== REQUIREMENT ==
Note each line in the data holding the string "返回Date对象内容毫秒级格式" and report it.
(SOURCE INFORMATION)
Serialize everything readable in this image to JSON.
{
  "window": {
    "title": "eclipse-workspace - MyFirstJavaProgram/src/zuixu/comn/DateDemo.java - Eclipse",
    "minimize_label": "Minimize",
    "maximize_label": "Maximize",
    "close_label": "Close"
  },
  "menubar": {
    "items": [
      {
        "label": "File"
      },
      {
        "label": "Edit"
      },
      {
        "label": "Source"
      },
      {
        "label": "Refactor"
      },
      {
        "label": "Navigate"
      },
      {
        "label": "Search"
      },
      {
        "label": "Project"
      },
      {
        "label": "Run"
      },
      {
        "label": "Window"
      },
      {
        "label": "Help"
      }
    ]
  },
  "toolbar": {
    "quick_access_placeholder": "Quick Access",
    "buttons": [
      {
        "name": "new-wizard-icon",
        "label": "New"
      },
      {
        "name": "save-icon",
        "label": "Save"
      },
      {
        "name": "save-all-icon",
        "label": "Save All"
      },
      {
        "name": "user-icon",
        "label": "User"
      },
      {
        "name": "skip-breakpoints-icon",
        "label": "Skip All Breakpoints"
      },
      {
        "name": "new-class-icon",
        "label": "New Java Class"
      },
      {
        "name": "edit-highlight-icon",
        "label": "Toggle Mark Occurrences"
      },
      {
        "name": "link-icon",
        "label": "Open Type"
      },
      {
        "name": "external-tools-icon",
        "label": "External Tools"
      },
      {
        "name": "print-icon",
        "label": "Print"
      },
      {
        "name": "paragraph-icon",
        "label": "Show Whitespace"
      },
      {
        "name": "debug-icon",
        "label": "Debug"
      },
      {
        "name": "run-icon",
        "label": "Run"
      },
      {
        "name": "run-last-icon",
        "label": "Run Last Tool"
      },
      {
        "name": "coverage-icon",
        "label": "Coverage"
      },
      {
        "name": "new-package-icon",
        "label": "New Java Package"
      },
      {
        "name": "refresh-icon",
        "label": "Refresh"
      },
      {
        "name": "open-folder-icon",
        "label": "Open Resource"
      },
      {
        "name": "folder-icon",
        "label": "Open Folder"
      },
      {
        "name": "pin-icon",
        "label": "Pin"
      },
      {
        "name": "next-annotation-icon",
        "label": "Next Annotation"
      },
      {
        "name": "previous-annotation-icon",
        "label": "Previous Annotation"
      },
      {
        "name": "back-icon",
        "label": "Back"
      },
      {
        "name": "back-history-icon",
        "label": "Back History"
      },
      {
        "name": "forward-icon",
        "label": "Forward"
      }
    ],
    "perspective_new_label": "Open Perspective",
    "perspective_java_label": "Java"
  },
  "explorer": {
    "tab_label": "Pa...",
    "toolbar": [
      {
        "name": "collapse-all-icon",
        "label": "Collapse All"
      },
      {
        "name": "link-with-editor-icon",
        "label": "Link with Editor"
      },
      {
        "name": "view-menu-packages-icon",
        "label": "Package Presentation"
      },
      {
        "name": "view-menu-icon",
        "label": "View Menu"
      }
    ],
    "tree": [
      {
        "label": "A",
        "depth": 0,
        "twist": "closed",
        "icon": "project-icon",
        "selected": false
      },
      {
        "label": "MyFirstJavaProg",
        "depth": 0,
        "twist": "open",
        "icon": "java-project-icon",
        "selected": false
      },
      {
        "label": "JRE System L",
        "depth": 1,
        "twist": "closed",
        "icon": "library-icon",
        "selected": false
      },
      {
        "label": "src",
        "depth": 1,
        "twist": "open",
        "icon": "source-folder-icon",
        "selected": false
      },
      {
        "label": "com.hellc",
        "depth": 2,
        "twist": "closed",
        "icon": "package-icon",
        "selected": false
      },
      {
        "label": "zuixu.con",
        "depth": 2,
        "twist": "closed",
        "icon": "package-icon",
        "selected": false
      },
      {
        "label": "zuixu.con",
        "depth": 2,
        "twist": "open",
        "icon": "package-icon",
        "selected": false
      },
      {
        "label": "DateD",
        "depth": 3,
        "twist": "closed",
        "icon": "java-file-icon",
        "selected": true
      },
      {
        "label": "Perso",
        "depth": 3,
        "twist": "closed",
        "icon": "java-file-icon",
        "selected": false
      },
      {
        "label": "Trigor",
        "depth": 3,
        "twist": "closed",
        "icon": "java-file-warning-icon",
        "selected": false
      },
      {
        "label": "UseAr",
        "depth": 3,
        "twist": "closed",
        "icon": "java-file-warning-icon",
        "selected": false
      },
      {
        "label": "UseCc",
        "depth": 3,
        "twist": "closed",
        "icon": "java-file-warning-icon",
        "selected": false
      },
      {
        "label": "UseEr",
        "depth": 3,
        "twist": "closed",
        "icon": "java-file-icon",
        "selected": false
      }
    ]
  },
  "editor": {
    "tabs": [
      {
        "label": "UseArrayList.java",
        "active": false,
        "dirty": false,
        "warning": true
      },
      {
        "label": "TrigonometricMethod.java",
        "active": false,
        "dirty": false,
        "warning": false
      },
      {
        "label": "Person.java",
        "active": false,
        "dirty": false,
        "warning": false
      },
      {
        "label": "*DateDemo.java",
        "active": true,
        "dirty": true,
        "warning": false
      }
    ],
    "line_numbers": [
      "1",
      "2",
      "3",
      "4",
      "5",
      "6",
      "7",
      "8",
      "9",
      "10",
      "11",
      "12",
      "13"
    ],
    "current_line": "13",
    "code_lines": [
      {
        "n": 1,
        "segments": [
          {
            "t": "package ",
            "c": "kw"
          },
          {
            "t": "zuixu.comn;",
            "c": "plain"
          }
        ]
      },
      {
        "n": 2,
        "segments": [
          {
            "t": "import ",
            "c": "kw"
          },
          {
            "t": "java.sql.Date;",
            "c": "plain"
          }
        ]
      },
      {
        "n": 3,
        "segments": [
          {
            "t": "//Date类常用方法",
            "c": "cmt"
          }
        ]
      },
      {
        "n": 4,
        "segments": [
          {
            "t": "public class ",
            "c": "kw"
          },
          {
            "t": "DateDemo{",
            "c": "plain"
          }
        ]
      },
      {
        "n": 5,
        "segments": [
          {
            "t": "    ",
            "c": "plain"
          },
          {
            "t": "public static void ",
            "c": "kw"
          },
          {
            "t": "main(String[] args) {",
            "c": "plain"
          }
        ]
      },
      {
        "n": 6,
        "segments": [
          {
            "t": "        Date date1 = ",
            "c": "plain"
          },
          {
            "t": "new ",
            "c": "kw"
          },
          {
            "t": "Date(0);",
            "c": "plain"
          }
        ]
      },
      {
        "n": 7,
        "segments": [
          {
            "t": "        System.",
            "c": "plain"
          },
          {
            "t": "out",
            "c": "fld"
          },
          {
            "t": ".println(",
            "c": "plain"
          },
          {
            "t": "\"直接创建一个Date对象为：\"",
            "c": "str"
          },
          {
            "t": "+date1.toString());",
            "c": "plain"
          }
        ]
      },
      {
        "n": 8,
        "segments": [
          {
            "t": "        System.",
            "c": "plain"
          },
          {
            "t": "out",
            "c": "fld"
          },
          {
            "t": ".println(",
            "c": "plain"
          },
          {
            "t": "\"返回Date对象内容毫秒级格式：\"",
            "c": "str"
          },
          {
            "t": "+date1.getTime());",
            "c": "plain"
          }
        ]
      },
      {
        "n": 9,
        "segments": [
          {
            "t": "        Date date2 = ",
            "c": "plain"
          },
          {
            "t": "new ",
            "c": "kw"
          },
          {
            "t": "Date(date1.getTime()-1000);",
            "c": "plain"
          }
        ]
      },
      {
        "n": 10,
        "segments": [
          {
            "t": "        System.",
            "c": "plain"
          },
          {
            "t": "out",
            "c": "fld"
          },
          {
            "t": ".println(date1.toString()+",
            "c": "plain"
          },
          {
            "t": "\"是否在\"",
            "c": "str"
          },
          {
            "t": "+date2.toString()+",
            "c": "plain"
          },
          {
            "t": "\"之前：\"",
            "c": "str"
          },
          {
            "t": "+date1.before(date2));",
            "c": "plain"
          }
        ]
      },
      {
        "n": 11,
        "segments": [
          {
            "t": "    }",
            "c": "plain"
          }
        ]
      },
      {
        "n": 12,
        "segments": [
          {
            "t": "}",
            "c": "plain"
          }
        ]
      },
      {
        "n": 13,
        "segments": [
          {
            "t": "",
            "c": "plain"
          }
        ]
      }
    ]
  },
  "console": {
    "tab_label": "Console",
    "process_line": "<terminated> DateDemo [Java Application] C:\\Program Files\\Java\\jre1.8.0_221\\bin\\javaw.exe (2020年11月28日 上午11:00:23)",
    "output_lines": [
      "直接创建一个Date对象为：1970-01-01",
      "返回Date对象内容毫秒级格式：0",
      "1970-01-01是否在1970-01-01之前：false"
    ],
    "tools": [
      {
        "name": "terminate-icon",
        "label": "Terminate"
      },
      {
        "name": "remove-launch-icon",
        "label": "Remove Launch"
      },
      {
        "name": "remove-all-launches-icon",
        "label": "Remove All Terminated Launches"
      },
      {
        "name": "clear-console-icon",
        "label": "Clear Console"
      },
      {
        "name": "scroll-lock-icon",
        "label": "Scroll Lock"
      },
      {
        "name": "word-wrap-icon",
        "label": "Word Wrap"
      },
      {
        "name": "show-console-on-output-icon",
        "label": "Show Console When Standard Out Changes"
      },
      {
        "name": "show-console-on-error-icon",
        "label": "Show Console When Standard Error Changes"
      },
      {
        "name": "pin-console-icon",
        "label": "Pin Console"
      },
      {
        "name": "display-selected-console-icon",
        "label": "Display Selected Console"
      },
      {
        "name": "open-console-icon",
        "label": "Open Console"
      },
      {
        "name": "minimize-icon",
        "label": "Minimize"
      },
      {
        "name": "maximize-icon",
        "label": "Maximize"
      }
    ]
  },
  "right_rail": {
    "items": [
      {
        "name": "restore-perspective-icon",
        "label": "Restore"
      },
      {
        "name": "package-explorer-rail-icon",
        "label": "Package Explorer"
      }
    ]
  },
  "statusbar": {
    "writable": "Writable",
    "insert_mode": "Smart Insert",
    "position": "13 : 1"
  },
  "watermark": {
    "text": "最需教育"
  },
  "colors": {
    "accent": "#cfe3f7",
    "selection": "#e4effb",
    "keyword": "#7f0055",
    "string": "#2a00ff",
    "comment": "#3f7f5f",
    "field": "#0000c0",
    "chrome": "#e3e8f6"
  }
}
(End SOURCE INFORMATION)
== TASK SOLUTION ==
            "t": "\"返回Date对象内容毫秒级格式：\"",
      "返回Date对象内容毫秒级格式：0",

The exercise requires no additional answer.